* **TRY IT**
Number of lines with the string "circle" in the entries below: report it, and nothing besides.

(Recorded data)
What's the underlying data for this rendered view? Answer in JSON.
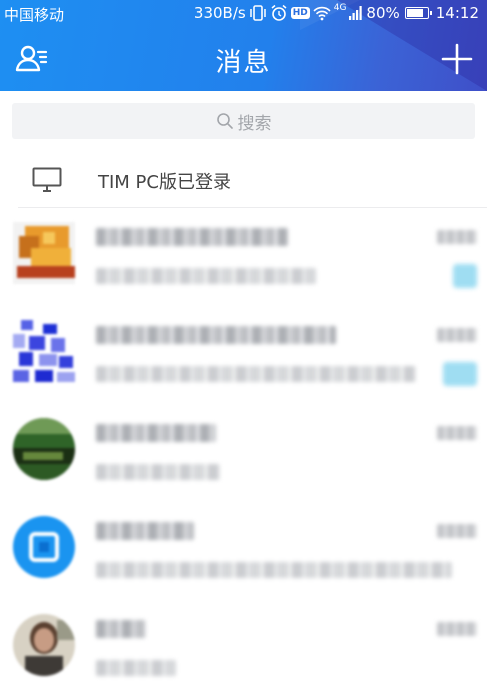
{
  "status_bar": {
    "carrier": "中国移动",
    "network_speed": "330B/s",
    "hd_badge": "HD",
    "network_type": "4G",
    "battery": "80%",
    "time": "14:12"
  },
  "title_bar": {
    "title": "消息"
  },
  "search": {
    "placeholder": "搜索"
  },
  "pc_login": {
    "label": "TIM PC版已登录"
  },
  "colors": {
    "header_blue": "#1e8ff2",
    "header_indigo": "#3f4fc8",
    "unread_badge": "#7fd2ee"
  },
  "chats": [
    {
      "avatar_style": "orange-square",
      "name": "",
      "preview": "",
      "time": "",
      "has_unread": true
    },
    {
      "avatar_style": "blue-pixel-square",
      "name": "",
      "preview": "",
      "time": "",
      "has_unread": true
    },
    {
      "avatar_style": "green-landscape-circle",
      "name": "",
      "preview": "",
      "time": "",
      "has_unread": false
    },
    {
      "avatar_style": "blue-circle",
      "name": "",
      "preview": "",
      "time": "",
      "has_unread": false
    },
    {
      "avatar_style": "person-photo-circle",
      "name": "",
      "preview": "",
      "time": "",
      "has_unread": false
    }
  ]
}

* **EXERCISE ANSWER**
3